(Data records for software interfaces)
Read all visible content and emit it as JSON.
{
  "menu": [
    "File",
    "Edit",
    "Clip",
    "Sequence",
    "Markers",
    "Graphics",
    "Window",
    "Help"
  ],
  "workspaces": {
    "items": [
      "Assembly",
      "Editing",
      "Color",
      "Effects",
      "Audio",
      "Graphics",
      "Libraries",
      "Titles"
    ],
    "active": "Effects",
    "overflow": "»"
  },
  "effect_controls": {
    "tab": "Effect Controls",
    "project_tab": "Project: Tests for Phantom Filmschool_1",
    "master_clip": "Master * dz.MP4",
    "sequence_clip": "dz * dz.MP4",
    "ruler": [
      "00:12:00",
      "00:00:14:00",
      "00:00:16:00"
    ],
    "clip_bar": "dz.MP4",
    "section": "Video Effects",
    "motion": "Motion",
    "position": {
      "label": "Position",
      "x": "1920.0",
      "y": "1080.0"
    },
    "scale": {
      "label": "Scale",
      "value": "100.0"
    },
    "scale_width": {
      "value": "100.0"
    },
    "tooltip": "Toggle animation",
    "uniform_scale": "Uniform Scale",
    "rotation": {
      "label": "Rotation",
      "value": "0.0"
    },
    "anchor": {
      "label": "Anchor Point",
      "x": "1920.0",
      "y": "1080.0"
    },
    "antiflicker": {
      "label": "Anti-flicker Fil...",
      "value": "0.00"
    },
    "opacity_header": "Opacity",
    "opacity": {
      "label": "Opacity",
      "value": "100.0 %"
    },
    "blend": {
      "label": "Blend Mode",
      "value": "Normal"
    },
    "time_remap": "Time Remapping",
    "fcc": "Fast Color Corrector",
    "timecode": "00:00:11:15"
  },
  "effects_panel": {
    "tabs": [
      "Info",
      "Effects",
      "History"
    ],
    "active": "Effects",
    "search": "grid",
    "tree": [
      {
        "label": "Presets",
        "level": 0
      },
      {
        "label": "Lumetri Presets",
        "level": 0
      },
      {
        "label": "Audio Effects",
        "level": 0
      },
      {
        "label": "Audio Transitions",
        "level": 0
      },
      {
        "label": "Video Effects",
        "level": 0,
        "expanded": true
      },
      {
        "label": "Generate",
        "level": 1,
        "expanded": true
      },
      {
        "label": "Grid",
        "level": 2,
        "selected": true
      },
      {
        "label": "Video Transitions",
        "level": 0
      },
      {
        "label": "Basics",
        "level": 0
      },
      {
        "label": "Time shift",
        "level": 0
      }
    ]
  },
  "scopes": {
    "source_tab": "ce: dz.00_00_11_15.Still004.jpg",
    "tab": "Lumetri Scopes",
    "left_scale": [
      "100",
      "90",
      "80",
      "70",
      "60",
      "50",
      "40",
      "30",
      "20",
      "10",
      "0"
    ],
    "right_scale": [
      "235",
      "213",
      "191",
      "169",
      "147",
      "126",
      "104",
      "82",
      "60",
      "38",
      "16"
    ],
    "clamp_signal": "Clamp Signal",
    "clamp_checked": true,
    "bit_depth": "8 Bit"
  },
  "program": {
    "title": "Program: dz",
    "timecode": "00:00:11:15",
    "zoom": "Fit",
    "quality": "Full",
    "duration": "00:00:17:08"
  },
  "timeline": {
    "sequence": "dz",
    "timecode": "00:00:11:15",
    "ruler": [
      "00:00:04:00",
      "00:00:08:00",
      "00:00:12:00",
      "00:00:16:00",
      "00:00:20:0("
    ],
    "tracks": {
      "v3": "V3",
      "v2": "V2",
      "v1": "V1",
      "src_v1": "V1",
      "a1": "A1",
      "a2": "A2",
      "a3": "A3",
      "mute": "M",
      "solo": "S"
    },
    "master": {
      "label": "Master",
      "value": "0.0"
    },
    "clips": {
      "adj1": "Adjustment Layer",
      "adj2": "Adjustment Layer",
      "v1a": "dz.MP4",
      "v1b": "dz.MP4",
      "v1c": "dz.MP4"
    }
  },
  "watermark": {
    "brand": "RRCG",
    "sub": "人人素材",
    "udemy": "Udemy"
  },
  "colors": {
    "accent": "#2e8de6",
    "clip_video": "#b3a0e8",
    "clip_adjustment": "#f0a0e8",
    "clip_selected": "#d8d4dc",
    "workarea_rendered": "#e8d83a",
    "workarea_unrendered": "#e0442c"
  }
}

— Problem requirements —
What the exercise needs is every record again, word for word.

— Task response —
Read all visible content and emit it as JSON.
{
  "menu": [
    "File",
    "Edit",
    "Clip",
    "Sequence",
    "Markers",
    "Graphics",
    "Window",
    "Help"
  ],
  "workspaces": {
    "items": [
      "Assembly",
      "Editing",
      "Color",
      "Effects",
      "Audio",
      "Graphics",
      "Libraries",
      "Titles"
    ],
    "active": "Effects",
    "overflow": "»"
  },
  "effect_controls": {
    "tab": "Effect Controls",
    "project_tab": "Project: Tests for Phantom Filmschool_1",
    "master_clip": "Master * dz.MP4",
    "sequence_clip": "dz * dz.MP4",
    "ruler": [
      "00:12:00",
      "00:00:14:00",
      "00:00:16:00"
    ],
    "clip_bar": "dz.MP4",
    "section": "Video Effects",
    "motion": "Motion",
    "position": {
      "label": "Position",
      "x": "1920.0",
      "y": "1080.0"
    },
    "scale": {
      "label": "Scale",
      "value": "100.0"
    },
    "scale_width": {
      "value": "100.0"
    },
    "tooltip": "Toggle animation",
    "uniform_scale": "Uniform Scale",
    "rotation": {
      "label": "Rotation",
      "value": "0.0"
    },
    "anchor": {
      "label": "Anchor Point",
      "x": "1920.0",
      "y": "1080.0"
    },
    "antiflicker": {
      "label": "Anti-flicker Fil...",
      "value": "0.00"
    },
    "opacity_header": "Opacity",
    "opacity": {
      "label": "Opacity",
      "value": "100.0 %"
    },
    "blend": {
      "label": "Blend Mode",
      "value": "Normal"
    },
    "time_remap": "Time Remapping",
    "fcc": "Fast Color Corrector",
    "timecode": "00:00:11:15"
  },
  "effects_panel": {
    "tabs": [
      "Info",
      "Effects",
      "History"
    ],
    "active": "Effects",
    "search": "grid",
    "tree": [
      {
        "label": "Presets",
        "level": 0
      },
      {
        "label": "Lumetri Presets",
        "level": 0
      },
      {
        "label": "Audio Effects",
        "level": 0
      },
      {
        "label": "Audio Transitions",
        "level": 0
      },
      {
        "label": "Video Effects",
        "level": 0,
        "expanded": true
      },
      {
        "label": "Generate",
        "level": 1,
        "expanded": true
      },
      {
        "label": "Grid",
        "level": 2,
        "selected": true
      },
      {
        "label": "Video Transitions",
        "level": 0
      },
      {
        "label": "Basics",
        "level": 0
      },
      {
        "label": "Time shift",
        "level": 0
      }
    ]
  },
  "scopes": {
    "source_tab": "ce: dz.00_00_11_15.Still004.jpg",
    "tab": "Lumetri Scopes",
    "left_scale": [
      "100",
      "90",
      "80",
      "70",
      "60",
      "50",
      "40",
      "30",
      "20",
      "10",
      "0"
    ],
    "right_scale": [
      "235",
      "213",
      "191",
      "169",
      "147",
      "126",
      "104",
      "82",
      "60",
      "38",
      "16"
    ],
    "clamp_signal": "Clamp Signal",
    "clamp_checked": true,
    "bit_depth": "8 Bit"
  },
  "program": {
    "title": "Program: dz",
    "timecode": "00:00:11:15",
    "zoom": "Fit",
    "quality": "Full",
    "duration": "00:00:17:08"
  },
  "timeline": {
    "sequence": "dz",
    "timecode": "00:00:11:15",
    "ruler": [
      "00:00:04:00",
      "00:00:08:00",
      "00:00:12:00",
      "00:00:16:00",
      "00:00:20:0("
    ],
    "tracks": {
      "v3": "V3",
      "v2": "V2",
      "v1": "V1",
      "src_v1": "V1",
      "a1": "A1",
      "a2": "A2",
      "a3": "A3",
      "mute": "M",
      "solo": "S"
    },
    "master": {
      "label": "Master",
      "value": "0.0"
    },
    "clips": {
      "adj1": "Adjustment Layer",
      "adj2": "Adjustment Layer",
      "v1a": "dz.MP4",
      "v1b": "dz.MP4",
      "v1c": "dz.MP4"
    }
  },
  "watermark": {
    "brand": "RRCG",
    "sub": "人人素材",
    "udemy": "Udemy"
  },
  "colors": {
    "accent": "#2e8de6",
    "clip_video": "#b3a0e8",
    "clip_adjustment": "#f0a0e8",
    "clip_selected": "#d8d4dc",
    "workarea_rendered": "#e8d83a",
    "workarea_unrendered": "#e0442c"
  }
}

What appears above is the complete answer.